When my grandmother was pregnant with my dad, she got a terrible — and somewhat mysterious — mouth infection. It kept her from eating and talking. It was so painful that it landed her flat on her back; for days, all she could do was lie in bed. Then her bedroom door creaked open to reveal my great-great-grandmother, sidling up with something clenched tight in her palm. The object passed from the older to the younger hand, accompanied by a command in Hindustani: “Put this on — and don’t take it off until you get better.”
The object looked like a necklace, but it would be a mistake to call it that. Really, it was an amulet. Extraordinarily heavy, made of solid Indian gold, its cylindrical capsule — as long as an index finger — hung from an expensive-looking chain. Opening it, my grandmother saw a shriveled black root. She suppressed a shiver of disgust and closed it up again, then placed the chain around her neck. A few days later, she was healed.
A prized heirloom, that amulet has been in my family for five generations now. It’s traveled from Bombay to London to Montreal. These days, my grandmother doesn’t really believe that the ugly black root has magical healing powers; more than anything, she finds it creepy. But my great-great-grandmother, an uneducated Calcutta-born Jew who came from a family of kabbalists, believed it had the power to ward off the evil eye.
I love this amulet for many reasons, chief among them its weirdness. The sheer superstitiousness of it makes me smile — maybe because it reminds me that Judaism and rationalism didn’t always go hand in hand, whatever the diehard Maimonideans would have us believe.
I also love the way this artifact captures the centuries-long symbiosis that Jews enjoyed in India — a country that, until recent years, was strikingly free of anti-Semitism.
Our amulet is as Indian as it is Jewish. The Hindu women my great-great-grandmother knew wore just such a golden necklace inside their saris, though they filled its capsule with black coal. In India, black is believed to protect against the evil eye — which may be why women’s eyelids are painted black and why babies are marked with a black spot soon after they are born.
We can’t tell for certain what the black stuff inside our amulet consists of, but we’re pretty sure it’s a root, not coal. Our best guess is that it’s Peganum Harmala, also known as Esfand, a plant whose seeds Indians ignite in charcoal fire pots to ward off the evil eye on auspicious occasions like weddings. This ritual is followed by local Jews; in fact, it’s the ancient Semites who are believed to have brought it to the region.

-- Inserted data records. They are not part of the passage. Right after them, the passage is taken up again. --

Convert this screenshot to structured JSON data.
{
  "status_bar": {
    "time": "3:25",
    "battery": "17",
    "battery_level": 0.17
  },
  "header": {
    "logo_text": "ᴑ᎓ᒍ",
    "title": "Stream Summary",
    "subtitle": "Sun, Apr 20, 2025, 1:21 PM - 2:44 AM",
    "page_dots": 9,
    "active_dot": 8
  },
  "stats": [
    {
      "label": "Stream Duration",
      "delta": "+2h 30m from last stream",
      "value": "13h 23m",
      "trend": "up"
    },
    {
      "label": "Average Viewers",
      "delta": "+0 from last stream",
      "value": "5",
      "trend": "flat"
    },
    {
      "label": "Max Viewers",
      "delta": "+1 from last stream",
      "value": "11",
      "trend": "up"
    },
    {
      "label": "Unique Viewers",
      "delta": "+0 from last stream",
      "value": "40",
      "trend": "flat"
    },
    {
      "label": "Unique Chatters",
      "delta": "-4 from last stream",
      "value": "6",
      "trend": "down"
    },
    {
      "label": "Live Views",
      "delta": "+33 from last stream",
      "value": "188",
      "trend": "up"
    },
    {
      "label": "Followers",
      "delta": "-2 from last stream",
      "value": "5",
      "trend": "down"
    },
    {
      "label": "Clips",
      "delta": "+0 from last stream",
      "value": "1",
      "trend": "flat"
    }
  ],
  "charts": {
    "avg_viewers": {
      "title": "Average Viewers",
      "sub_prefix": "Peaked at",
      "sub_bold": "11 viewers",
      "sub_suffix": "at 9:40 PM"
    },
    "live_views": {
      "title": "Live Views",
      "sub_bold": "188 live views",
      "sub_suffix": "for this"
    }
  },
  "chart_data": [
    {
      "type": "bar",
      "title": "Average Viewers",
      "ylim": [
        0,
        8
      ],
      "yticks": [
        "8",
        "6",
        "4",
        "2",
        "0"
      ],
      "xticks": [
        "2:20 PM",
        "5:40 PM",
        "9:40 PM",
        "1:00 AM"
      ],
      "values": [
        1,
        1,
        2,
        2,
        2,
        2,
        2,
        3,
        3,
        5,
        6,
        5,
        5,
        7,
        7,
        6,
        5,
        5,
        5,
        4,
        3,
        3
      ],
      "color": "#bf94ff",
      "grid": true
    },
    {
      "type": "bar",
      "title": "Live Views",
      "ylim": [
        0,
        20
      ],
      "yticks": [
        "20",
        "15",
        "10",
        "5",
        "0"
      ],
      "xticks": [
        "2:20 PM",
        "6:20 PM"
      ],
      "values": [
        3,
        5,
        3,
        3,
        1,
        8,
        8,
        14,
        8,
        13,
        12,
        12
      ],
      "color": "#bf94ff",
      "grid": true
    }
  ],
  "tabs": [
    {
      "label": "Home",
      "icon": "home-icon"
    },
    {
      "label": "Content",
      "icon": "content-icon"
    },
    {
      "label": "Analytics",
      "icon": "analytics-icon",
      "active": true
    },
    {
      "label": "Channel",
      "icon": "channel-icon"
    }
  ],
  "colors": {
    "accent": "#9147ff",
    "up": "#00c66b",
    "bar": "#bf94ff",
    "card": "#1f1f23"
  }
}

That makes our amulet a perfect symbol of how Jewish tradition was literally encapsulated within Indian tradition over the centuries — and of how the two communities were nearly indistinguishable when it came to warding off the forces of evil that terrified them both.
I may not believe in those forces the same way my great-great-grandmother did, but for the reasons I’ve just listed, you can bet I will wear this amulet if ever I find myself falling sick while pregnant. Bli ayin hara, as my Jewish forebears would say — far be the evil eye from me!
Share Your Stories With Us
Whether it’s a silver kiddush cup, a siddur that survived the Holocaust, or a wedding ring — heirlooms tell the story of our families. Please share your Jewish heirloom stories with us by April 23. Several submissions will appear in the Forward in May.
Sigal Samuel is the Opinion Editor at the Forward. When she’s not tackling race or identity politics, she’s hunting down her Indian Jewish family’s Kabbalistic secret society. Her novel THE MYSTICS OF MILE END tells the story of a dysfunctional family with a dangerous mystical obsession. Her writing has also appeared in The Daily Beast, The Rumpus, and BuzzFeed. Contact Sigal at firstname.lastname@example.org, check out her author website, like her page on Facebook, or follow her on Twitter.